*** PROVIDED RECORDS ***
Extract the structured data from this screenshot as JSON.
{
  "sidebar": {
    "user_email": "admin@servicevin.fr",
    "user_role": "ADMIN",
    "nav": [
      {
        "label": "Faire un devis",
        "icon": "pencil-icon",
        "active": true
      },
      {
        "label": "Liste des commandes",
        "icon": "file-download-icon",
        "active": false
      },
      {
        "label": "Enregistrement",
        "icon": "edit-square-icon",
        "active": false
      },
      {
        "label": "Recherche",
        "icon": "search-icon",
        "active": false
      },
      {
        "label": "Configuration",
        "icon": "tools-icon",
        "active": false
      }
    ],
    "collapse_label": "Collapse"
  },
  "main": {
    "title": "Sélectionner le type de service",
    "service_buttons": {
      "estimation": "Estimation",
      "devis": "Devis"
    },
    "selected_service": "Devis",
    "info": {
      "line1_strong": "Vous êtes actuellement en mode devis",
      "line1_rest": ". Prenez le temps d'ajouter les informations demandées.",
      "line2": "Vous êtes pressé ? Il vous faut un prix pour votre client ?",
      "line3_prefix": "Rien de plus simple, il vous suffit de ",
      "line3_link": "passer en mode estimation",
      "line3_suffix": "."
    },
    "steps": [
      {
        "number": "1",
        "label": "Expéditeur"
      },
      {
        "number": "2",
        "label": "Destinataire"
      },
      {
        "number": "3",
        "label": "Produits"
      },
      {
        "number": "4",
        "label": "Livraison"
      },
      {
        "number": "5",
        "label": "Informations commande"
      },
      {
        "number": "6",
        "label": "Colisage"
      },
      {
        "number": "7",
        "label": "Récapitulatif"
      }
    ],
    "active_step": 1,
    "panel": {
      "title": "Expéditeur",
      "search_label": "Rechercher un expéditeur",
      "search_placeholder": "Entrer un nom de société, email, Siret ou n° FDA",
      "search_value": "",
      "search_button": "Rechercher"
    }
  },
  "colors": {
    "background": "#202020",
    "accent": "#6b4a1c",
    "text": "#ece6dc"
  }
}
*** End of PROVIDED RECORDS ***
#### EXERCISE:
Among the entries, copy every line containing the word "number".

#### YOUR RESPONSE:
        "number": "1",
        "number": "2",
        "number": "3",
        "number": "4",
        "number": "5",
        "number": "6",
        "number": "7",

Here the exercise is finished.